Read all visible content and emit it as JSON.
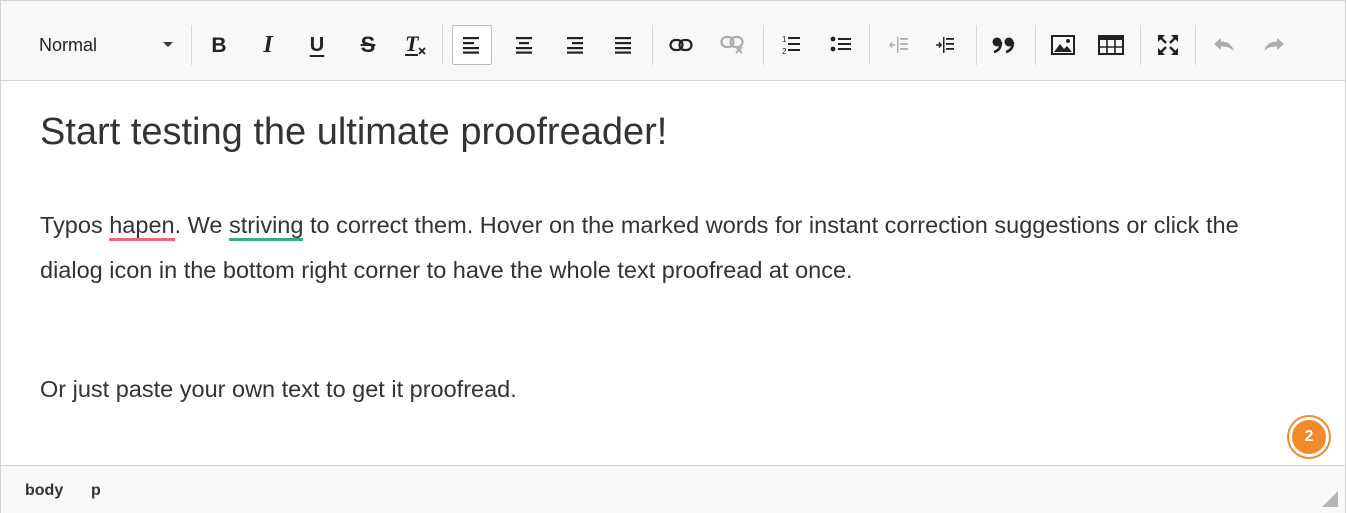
{
  "toolbar": {
    "format_select": {
      "value": "Normal"
    },
    "buttons": [
      {
        "name": "bold",
        "glyph": "B"
      },
      {
        "name": "italic",
        "glyph": "I"
      },
      {
        "name": "underline",
        "glyph": "U"
      },
      {
        "name": "strikethrough",
        "glyph": "S"
      },
      {
        "name": "remove-format",
        "glyph": "Tx"
      }
    ]
  },
  "content": {
    "heading": "Start testing the ultimate proofreader!",
    "paragraph1": {
      "before": "Typos ",
      "error1": "hapen",
      "middle": ". We ",
      "error2": "striving",
      "after": " to correct them. Hover on the marked words for instant correction suggestions or click the dialog icon in the bottom right corner to have the whole text proofread at once."
    },
    "paragraph2": "Or just paste your own text to get it proofread.",
    "badge_count": "2"
  },
  "statusbar": {
    "path": [
      "body",
      "p"
    ]
  },
  "colors": {
    "spelling_error": "#e86a6e",
    "grammar_error": "#3bab7a",
    "badge": "#f28a2b"
  }
}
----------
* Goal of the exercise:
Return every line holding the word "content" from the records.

* Expected output:
Read all visible content and emit it as JSON.
  "content": {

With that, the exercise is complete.